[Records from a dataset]
====
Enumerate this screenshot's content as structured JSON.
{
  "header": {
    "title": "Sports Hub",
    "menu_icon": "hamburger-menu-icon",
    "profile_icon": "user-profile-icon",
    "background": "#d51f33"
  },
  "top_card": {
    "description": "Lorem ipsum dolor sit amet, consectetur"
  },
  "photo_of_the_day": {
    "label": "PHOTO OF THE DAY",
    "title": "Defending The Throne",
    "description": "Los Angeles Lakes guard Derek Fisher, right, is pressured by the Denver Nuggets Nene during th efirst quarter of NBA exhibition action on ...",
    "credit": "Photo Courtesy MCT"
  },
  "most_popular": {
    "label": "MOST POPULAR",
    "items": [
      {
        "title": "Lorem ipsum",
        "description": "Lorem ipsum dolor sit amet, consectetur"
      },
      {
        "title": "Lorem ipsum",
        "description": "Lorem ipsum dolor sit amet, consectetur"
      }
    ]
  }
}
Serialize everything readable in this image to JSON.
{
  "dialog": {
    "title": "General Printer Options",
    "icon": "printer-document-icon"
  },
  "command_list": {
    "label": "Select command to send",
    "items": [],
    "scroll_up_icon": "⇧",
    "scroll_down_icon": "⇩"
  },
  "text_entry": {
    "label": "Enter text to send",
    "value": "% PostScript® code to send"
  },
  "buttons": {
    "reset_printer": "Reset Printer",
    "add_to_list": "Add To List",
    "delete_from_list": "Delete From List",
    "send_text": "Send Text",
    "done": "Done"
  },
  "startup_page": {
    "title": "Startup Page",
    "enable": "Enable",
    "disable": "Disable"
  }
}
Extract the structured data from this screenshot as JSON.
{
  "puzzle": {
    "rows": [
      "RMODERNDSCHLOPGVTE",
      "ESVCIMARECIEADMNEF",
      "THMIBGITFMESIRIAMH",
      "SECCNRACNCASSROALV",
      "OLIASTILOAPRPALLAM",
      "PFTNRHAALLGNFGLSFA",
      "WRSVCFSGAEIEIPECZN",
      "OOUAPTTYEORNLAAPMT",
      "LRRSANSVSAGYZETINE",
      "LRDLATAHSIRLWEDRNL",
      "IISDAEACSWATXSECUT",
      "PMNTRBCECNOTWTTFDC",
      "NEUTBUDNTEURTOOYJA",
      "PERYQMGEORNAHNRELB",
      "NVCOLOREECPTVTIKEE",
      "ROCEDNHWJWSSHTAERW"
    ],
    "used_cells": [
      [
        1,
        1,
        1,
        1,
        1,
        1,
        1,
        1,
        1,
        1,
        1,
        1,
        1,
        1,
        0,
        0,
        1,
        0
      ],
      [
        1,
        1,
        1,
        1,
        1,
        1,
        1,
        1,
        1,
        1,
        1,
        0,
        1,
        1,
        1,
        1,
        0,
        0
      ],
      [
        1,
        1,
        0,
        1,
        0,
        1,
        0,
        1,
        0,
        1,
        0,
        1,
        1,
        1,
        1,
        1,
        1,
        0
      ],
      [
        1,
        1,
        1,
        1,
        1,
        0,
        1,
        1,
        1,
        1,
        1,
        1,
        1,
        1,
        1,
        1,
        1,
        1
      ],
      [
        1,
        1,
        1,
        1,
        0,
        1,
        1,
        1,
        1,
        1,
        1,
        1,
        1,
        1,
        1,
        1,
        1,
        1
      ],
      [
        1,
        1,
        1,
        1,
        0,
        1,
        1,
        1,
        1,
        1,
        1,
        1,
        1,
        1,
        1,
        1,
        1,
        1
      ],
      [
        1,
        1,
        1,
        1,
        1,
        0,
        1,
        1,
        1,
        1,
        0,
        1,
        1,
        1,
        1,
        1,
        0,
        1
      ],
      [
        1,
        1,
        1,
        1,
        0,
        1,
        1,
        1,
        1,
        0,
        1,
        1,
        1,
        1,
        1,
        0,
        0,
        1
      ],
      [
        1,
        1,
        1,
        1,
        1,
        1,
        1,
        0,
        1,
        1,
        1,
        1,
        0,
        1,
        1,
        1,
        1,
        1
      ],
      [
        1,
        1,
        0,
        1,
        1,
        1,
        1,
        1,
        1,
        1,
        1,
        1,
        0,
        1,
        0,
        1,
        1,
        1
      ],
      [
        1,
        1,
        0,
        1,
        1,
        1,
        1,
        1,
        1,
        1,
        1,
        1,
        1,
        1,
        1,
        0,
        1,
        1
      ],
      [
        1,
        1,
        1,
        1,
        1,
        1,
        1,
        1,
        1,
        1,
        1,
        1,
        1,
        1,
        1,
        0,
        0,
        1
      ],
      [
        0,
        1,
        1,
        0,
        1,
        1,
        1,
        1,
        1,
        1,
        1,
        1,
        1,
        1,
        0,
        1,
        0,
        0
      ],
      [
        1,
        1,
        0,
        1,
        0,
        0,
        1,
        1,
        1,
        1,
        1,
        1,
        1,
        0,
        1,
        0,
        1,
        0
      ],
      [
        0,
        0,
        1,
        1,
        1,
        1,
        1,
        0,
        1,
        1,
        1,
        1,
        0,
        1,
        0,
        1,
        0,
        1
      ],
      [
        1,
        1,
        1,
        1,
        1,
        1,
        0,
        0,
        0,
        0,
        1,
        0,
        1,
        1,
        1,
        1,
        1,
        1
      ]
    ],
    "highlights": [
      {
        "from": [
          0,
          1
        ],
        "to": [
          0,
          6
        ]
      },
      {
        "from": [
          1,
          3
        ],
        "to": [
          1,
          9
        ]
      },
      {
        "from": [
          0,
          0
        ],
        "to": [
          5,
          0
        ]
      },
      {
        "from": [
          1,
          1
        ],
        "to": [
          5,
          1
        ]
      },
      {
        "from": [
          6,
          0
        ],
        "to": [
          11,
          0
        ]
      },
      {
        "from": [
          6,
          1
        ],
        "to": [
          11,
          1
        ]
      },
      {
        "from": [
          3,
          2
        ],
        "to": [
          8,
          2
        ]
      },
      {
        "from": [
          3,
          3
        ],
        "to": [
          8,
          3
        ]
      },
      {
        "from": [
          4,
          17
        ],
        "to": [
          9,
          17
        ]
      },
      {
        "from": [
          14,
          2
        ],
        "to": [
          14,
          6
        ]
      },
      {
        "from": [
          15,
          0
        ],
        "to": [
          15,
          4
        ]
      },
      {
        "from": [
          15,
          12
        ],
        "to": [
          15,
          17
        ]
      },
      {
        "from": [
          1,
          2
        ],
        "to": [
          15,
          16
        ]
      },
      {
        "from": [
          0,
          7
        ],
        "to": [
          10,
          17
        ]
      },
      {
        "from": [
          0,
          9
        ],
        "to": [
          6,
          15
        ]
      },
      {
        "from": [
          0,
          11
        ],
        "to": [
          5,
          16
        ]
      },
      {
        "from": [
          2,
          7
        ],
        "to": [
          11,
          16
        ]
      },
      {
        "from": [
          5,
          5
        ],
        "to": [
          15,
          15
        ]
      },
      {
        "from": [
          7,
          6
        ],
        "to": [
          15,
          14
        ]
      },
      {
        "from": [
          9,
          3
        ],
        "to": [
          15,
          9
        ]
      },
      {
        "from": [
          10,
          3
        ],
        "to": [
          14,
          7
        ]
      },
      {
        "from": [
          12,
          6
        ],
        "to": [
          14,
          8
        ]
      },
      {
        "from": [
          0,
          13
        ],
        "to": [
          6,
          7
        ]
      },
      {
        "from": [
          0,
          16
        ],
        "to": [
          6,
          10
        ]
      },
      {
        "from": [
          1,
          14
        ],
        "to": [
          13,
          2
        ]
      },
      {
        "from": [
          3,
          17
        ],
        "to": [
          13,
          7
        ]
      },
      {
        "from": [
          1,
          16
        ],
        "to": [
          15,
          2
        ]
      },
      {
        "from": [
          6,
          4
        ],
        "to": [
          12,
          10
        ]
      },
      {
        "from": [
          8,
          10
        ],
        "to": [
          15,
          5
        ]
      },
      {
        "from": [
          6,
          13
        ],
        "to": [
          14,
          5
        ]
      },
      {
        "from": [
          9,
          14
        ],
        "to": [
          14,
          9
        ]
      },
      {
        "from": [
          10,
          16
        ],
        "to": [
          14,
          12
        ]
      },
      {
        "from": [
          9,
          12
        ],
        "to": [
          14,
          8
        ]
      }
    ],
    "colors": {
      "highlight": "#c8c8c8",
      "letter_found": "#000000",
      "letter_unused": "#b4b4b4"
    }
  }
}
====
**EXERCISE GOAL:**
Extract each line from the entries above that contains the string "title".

**RESPONSE AREA:**
    "title": "Sports Hub",
    "title": "Defending The Throne",
        "title": "Lorem ipsum",
        "title": "Lorem ipsum",
    "title": "General Printer Options",
    "title": "Startup Page",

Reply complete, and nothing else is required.